**ASSIGNED TASK:** Exact copies of all the records are to be printed.

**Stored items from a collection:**
################
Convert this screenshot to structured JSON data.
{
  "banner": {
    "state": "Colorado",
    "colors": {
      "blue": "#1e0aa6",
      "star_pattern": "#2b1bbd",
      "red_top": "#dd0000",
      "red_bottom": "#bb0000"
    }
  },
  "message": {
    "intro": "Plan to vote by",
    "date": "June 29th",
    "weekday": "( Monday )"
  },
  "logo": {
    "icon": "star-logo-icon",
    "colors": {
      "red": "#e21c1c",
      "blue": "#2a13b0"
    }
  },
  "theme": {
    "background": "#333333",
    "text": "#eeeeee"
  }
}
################
**WRITTEN SOLUTION:**
Convert this screenshot to structured JSON data.
{
  "banner": {
    "state": "Colorado",
    "colors": {
      "blue": "#1e0aa6",
      "star_pattern": "#2b1bbd",
      "red_top": "#dd0000",
      "red_bottom": "#bb0000"
    }
  },
  "message": {
    "intro": "Plan to vote by",
    "date": "June 29th",
    "weekday": "( Monday )"
  },
  "logo": {
    "icon": "star-logo-icon",
    "colors": {
      "red": "#e21c1c",
      "blue": "#2a13b0"
    }
  },
  "theme": {
    "background": "#333333",
    "text": "#eeeeee"
  }
}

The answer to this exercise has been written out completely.